- Material for the task -
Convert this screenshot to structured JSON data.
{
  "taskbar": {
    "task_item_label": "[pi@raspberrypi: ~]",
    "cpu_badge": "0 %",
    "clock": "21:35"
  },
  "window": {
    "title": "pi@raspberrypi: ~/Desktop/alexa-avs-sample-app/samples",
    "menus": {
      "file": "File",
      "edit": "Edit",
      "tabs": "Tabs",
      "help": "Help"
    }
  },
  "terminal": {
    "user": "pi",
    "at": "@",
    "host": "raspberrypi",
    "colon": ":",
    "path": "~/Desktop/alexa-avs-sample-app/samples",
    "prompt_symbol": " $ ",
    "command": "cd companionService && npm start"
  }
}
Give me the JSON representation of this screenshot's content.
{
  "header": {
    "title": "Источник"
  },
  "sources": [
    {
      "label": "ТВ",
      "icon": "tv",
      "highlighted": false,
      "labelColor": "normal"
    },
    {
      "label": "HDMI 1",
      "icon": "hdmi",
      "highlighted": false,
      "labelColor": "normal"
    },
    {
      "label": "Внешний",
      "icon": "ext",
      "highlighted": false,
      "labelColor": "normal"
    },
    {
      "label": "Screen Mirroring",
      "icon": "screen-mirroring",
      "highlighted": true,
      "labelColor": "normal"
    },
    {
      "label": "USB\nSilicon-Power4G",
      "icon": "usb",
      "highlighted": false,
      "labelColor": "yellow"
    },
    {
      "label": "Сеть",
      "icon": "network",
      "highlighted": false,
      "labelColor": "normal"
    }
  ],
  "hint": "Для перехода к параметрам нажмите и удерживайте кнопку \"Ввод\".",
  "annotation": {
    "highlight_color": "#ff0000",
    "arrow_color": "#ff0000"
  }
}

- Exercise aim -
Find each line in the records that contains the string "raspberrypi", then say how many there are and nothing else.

- Exercise result -
3